The vicar of Wakefield : a tale
O blelt retirement, friend to life ' s decline,
Retreats from care that never muft be mine ;
How bleft is he who crowns, in fhades like thefe,
A youth of labour with an age of eafe ;
\Vho quits a world where ftroug temptations try,
And fince ' tis hard to combat learns to fly.
For him no wretches, born to work and wefp
Explore the mine, or tempt the dangerous deep;
No Curly porter (lands in guilty (late,
To fpurn imploring famine from his gate;
But on he moves to meet his latter end,
Angels around befriending virtue ' s friend;
Sinks to the grave with unpeiceiv ' d decay,
While refignation gently flopes the way ;
And all his profpec ' ts brightning to the laft,
His heaven commences ere the world be pad !*
The defcription of the parifli prieft (probably in-
tended for a character of his brother Henry) would
have done honour to any poet of any age. In this
defcription the fimile of the bird teaching her young
to fly, and of the mountain that riles above the
ftorm, are not eafily to be paralleled. The reft of
the poem confifts of the character of the village
fchool-mafter, and a defcription of the village ale-
houfe, both drawn with admirable propriety and
force; a defcant on the mifchiefs of luxury and
wealth ; the variety of artificial peafures ; the mife-
ries of thofe who for want of employment at home,
are driven to fettle new colonies abroad, and con-
cludes with the following beautiful apoftrophe to
poetry :
' And thou fweet poetry, thou lovelieft maid,
Still firft to fly where fenfual joys invade;
Unfit in thefe degenerate times of fharne,
To catch the heart, or ftrike for honeft fame;
Dear charming nymph, neglected and dccrieJ,
My (hame in crowds my folitiry pride;
Thou fource of all my blifs, and all my woe,

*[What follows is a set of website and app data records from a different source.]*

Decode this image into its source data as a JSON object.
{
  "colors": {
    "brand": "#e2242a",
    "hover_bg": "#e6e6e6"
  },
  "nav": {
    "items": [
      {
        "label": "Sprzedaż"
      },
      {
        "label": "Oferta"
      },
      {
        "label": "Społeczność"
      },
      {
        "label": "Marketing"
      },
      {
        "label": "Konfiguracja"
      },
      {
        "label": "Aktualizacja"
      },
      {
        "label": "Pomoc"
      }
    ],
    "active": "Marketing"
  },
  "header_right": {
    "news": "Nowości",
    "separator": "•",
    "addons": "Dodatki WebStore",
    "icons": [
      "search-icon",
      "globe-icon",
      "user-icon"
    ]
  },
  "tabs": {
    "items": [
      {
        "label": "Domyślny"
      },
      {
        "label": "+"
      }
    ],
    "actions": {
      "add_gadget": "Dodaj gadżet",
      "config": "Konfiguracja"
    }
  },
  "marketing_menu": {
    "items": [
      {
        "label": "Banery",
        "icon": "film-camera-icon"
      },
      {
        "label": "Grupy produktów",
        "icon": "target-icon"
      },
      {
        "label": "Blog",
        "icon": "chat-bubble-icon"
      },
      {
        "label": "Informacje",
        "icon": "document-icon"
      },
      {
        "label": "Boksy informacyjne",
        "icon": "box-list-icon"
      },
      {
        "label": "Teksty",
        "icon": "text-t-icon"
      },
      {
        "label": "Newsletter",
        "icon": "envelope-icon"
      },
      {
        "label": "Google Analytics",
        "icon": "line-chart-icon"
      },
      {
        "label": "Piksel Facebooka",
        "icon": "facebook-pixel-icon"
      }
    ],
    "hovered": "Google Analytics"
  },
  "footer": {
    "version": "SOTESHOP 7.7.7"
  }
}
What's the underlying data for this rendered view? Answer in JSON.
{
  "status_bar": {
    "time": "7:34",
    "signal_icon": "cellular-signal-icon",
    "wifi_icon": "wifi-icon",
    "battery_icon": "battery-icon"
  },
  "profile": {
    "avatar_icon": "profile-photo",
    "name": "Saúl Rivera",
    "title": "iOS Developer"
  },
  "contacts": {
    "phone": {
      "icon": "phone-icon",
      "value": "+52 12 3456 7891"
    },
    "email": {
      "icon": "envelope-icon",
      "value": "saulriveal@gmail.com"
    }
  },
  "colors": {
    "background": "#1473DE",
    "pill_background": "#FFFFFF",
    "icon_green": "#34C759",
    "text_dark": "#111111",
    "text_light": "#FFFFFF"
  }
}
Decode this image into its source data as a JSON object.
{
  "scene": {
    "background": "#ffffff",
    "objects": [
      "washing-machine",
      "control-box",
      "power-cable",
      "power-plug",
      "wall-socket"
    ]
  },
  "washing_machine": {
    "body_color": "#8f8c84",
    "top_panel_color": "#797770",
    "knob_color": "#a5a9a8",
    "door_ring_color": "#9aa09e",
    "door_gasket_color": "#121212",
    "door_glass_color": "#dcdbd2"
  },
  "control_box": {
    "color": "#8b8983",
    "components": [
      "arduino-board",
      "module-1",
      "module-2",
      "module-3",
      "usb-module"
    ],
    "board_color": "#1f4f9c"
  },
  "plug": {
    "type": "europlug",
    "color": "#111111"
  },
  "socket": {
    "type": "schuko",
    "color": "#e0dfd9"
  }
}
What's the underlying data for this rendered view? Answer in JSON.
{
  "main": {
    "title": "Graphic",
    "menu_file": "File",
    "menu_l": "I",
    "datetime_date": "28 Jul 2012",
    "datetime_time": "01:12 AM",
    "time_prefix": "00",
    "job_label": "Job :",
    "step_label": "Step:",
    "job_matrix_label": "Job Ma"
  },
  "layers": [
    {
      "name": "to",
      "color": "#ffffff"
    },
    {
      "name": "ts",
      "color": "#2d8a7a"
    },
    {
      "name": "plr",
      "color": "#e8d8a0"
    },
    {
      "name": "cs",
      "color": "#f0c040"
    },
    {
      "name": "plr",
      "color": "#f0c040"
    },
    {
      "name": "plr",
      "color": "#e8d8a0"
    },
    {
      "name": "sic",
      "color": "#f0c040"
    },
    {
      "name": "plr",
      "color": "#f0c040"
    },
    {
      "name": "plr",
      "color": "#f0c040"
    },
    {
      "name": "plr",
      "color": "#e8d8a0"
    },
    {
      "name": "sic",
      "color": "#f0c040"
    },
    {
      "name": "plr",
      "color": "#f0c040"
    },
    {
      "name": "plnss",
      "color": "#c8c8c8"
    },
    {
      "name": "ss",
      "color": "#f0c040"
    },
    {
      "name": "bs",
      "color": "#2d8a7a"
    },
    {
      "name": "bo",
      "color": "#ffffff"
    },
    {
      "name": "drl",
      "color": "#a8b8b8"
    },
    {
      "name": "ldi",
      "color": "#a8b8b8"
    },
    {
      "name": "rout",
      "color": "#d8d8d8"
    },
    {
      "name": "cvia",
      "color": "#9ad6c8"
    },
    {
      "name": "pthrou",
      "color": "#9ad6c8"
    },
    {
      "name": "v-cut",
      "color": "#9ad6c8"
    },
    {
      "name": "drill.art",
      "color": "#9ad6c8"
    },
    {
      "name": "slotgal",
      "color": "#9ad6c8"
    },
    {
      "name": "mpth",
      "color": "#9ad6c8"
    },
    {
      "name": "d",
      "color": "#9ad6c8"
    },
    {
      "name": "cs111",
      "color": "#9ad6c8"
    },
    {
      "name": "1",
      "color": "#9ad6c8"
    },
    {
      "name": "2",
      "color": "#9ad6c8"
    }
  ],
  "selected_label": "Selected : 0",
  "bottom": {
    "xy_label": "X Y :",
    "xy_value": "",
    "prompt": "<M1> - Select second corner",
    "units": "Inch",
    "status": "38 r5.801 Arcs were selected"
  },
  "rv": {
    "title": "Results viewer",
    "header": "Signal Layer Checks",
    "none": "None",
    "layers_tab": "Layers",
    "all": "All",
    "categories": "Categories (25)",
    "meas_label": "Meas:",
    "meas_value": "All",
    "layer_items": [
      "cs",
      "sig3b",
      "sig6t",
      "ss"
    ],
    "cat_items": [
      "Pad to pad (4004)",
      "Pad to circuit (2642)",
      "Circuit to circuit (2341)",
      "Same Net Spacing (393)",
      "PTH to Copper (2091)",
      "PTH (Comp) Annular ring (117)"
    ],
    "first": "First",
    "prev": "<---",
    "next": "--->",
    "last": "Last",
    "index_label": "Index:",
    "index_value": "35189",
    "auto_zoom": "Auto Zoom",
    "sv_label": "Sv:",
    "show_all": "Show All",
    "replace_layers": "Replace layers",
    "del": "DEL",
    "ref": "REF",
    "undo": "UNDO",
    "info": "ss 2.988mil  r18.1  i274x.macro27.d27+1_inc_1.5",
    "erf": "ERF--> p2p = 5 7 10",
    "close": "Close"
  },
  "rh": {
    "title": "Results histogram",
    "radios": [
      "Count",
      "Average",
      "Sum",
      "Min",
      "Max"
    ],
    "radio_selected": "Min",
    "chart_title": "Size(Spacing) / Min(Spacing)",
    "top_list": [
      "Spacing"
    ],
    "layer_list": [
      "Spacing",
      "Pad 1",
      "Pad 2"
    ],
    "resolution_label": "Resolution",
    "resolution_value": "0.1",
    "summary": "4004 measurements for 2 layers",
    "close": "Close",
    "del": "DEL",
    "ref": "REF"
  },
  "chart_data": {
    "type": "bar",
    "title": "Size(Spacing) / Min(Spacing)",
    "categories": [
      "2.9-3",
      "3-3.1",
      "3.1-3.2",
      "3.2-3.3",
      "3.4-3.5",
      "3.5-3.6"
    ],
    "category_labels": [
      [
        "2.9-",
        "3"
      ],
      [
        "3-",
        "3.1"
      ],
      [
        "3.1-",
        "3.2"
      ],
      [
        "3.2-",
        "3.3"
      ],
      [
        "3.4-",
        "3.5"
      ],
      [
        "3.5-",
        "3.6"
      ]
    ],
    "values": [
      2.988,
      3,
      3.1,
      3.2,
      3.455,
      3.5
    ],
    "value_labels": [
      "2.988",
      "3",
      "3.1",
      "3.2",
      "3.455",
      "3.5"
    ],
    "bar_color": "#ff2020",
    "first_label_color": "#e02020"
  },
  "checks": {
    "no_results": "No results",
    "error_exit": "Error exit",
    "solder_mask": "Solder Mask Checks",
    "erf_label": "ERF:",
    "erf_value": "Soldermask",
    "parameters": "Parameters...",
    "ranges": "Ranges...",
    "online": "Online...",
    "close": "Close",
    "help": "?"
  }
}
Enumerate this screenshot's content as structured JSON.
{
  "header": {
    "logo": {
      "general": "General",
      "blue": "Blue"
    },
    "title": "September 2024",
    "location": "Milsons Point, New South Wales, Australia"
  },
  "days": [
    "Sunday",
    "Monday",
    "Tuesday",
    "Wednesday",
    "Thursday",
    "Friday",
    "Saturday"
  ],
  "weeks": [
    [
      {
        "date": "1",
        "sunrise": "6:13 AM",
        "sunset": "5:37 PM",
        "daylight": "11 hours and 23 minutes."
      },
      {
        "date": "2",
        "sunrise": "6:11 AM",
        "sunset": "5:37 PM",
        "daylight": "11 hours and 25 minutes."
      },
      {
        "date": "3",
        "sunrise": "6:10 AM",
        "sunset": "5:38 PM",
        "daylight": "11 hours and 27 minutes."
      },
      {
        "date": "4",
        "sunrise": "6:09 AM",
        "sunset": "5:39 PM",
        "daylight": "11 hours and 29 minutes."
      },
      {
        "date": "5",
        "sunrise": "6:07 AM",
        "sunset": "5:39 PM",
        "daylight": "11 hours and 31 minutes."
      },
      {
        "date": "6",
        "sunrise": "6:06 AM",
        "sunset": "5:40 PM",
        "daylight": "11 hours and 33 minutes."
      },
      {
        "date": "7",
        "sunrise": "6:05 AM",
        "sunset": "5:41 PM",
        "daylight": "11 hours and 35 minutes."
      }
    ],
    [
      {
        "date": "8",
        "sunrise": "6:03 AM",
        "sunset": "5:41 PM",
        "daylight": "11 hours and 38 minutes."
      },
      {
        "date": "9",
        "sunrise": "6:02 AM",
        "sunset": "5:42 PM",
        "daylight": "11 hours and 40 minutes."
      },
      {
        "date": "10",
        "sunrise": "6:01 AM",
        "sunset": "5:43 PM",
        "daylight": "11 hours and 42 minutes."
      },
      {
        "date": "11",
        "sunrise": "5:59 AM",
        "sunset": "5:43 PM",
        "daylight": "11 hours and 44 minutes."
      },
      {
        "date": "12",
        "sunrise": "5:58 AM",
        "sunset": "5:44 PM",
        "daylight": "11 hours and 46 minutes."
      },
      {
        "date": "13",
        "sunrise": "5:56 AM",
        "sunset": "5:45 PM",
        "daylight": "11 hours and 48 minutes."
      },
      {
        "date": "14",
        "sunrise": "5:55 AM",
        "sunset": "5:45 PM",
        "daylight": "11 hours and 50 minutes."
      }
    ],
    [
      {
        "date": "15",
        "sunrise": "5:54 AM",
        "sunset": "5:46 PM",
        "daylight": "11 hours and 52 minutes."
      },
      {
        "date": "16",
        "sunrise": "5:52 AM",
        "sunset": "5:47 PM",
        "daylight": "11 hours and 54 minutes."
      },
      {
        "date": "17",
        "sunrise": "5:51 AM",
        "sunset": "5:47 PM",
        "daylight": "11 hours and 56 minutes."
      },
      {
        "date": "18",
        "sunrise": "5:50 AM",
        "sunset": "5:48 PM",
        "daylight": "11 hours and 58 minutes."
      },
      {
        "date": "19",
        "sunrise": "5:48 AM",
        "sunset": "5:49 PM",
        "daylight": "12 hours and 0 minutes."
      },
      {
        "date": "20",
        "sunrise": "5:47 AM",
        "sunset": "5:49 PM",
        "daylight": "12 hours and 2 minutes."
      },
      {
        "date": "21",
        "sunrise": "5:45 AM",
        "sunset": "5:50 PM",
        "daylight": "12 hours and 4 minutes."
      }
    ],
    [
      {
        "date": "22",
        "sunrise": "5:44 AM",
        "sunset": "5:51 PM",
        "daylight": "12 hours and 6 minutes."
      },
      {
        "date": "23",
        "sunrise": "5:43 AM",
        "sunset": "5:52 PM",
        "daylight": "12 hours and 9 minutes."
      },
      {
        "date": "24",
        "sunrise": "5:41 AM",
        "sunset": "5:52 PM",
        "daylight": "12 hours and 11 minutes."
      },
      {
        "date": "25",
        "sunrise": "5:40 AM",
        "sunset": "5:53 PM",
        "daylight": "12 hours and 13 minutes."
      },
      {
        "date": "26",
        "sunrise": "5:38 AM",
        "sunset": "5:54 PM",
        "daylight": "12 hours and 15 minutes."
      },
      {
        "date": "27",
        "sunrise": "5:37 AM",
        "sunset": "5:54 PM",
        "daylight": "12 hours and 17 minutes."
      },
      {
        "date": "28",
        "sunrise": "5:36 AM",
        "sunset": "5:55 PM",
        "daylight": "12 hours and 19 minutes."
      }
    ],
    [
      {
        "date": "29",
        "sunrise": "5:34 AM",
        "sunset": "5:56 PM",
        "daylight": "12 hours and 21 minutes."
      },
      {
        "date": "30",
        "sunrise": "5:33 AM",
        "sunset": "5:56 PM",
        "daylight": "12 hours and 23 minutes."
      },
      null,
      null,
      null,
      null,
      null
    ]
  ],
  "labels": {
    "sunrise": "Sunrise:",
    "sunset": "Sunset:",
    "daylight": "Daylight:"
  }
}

That found me poor at firft, and keep ' fl me fo ;
Thou guide by which the n jbler arts excel,
Thou nurfe of every virtue, fare face well. '